Formula for success in learning If you have found this place in the vast cyberspace of the web, you are probably not the one to convince that knowledge is power, and that solutions to most problems facing humanity could be found if we were armed with more understanding of how the world works. While knowledge is power, information can be overpowering. An increasing proportion of the population suffers from Information Fatigue Syndrome, i.e. from stress related to being overwhelmed with an unmanageable glut of information. This text introduces you to simple steps toward managing information and toward rock-solid knowledge. I have been working on the problem of effective learning for 16 years now since, as a student of molecular biology, I first understood how I could greatly change the quality of all my actions were I able to improve the recall of what I studied for exams (and not only). You may find the first three points obvious. This is the shortest path to empowering knowledge: Further reading

Chimps, Like Humans, Act Out When They Know They're Right by Monica Joshi Chimpanzees are marvelous creatures. Jane Goodall has spent her whole life trying to understand them. Researchers at Georgia State University, Agnes Scott College, Wofford College, and the University at Buffalo, The State University of New York have discovered that chimpanzees not only are capable of metacognition, but also can adjust their behaviour based on this metacognition. Published in the journal Cognition, their findings suggest that this reflects a form of cognition control that underlies intelligent decision-making across species. Humans are able to report confidence in a few different ways such as: using an oral reportage of confidence or lack thereof, numerical rating scales, and body language. In the course of the study, three chimps were tested using a series of computerized tests. One thing that they wanted to replicate in the study was something that chimps do all day in a forest: leaping from one branch to another without hesitation.

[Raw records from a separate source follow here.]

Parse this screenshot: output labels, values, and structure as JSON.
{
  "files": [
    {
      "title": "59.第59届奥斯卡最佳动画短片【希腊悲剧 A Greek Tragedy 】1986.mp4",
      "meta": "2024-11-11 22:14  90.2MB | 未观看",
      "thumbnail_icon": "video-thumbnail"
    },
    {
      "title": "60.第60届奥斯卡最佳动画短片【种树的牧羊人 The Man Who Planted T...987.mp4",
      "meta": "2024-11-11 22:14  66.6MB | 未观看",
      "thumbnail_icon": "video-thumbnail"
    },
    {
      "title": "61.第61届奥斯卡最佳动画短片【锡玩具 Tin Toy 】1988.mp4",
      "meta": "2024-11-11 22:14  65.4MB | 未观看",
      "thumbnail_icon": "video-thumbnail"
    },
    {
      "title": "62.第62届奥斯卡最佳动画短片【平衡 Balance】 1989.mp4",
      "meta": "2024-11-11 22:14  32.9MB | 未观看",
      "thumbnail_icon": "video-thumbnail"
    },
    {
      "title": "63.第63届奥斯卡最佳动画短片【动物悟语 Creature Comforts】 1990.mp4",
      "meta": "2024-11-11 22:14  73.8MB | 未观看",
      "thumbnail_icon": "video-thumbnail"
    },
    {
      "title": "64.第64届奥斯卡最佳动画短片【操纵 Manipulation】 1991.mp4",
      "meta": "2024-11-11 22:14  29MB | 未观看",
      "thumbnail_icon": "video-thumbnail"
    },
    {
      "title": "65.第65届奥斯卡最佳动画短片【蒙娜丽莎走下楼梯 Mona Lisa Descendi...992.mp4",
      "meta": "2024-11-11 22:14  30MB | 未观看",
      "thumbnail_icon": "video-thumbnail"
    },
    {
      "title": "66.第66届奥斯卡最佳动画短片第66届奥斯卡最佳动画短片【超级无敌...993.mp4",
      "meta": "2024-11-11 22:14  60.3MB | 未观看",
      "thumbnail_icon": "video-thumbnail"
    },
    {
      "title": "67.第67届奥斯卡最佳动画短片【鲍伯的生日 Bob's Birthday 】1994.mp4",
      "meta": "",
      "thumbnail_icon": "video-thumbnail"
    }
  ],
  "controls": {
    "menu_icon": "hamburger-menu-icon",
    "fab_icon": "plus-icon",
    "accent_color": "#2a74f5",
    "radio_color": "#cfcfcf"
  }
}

How 30 Minutes a Day Can Increase Your Intelligence If you ask me, where humans go wrong is with their lack of patience. That, and their recent acquired taste for instant gratification. The reality is that things take time. Richard Branson didn’t become a millionaire overnight. Madonna was not an overnight success. That said, it’s actually pretty easy to improve yourself. Because most people don’t bother. The majority of people don’t do a single thing to improve themselves. So I’ve come up with a new theory: The Half Hour Theory. I love it because it’s actually pretty easy to integrate into your life. This could take the form of half an hour’s reading every day. You may even want to improve the speed of your reading so you can learn faster. This theory could even rely on you taking a half an hour every day spending time on the Internet, researching into something that really interests you. Here’s how to implement The Half Hour Theory: (Photo credit: Post-It Note on Screen via Shutterstock)